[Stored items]
"""
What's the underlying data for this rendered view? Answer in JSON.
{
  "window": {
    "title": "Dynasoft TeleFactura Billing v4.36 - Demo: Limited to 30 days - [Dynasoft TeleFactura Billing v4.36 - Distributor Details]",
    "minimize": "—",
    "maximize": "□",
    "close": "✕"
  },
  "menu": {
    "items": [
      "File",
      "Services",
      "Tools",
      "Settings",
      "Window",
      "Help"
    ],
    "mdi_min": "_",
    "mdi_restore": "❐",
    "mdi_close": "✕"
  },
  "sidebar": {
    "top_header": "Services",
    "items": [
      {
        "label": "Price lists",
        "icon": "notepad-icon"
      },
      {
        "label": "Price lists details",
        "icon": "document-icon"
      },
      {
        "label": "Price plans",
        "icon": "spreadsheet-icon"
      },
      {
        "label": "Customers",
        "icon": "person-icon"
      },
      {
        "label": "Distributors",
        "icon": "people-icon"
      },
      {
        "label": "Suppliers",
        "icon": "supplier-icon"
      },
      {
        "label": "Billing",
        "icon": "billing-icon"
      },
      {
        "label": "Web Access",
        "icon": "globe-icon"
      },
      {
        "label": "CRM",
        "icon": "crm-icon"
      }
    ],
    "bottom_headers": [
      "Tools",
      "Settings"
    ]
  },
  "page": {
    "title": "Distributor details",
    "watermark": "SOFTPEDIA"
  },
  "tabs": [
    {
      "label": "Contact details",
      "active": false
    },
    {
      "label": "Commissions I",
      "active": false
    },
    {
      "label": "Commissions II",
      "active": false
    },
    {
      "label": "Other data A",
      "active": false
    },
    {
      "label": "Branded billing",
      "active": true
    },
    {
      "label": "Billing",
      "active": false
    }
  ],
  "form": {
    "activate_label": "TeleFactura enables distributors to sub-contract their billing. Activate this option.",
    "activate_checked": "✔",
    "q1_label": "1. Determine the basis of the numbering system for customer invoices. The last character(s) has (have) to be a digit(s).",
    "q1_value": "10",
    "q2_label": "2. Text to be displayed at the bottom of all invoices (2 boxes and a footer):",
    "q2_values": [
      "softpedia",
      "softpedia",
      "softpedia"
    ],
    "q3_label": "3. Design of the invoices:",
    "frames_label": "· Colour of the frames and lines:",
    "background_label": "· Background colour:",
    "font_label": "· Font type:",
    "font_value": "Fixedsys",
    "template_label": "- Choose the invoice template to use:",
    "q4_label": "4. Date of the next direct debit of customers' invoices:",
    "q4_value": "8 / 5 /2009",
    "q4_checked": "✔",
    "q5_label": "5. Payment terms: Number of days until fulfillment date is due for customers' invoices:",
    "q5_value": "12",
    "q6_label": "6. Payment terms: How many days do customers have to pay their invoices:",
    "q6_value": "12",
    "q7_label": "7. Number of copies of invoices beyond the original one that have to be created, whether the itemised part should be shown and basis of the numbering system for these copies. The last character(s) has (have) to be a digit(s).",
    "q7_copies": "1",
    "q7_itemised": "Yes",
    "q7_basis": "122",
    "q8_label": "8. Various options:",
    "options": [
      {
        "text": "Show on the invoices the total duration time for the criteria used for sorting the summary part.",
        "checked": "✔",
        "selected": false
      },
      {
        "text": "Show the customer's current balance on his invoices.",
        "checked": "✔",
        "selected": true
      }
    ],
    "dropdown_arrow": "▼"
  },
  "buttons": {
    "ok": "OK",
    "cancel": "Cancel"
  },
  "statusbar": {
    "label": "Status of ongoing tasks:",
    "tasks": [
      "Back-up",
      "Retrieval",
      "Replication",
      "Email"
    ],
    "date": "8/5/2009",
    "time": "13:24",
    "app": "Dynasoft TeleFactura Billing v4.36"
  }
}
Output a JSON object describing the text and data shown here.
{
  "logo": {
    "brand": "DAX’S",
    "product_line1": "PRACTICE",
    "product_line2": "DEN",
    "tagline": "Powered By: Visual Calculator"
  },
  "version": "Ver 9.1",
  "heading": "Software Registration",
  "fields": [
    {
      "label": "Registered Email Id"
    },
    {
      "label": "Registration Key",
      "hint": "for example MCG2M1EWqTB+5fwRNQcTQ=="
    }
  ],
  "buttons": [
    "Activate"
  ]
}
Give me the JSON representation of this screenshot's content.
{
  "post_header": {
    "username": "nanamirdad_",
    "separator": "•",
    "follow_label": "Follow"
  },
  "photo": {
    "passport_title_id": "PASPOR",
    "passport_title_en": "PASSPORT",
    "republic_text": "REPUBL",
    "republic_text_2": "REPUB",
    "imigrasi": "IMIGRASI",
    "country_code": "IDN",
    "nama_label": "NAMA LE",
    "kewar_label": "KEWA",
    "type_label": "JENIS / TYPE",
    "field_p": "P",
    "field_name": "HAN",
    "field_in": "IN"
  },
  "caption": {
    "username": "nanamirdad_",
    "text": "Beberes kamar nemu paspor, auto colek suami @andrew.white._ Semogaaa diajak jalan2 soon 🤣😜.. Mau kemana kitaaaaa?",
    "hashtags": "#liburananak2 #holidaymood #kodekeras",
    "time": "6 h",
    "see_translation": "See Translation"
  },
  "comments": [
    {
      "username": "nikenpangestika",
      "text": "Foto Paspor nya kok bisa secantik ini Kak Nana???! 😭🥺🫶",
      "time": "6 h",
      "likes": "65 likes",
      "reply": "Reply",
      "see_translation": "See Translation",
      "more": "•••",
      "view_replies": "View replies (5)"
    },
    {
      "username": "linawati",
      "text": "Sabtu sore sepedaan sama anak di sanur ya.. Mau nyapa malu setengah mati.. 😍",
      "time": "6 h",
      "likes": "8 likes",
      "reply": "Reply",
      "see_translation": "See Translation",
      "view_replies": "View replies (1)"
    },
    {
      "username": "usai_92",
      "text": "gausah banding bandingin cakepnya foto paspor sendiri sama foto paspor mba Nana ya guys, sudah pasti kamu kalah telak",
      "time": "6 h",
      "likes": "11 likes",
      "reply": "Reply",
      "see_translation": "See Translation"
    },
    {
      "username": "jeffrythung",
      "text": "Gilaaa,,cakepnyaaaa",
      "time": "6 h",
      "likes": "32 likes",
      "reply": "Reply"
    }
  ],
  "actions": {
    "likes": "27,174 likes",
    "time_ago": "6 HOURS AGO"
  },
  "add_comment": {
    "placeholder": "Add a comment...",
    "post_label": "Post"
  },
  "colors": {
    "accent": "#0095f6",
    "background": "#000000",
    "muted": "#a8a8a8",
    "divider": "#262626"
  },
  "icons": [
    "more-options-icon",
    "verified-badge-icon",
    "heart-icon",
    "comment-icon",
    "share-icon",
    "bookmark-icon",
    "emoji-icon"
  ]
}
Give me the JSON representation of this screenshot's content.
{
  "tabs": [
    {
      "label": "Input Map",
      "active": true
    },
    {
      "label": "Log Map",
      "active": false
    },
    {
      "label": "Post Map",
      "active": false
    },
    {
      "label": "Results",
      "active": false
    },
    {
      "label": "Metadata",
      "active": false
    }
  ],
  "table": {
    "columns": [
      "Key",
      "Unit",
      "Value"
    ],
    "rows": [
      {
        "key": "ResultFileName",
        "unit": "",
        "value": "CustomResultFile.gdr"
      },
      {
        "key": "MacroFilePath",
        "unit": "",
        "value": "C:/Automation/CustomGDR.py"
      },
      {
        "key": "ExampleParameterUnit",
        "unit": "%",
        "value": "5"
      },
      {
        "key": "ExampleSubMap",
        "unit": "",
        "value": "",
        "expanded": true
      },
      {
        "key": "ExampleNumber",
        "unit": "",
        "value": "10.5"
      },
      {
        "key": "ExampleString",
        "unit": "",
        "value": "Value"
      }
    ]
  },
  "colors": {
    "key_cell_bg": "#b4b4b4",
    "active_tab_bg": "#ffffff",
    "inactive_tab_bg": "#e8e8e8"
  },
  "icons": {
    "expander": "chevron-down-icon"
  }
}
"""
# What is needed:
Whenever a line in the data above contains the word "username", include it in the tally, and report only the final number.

# Response to this exercise:
6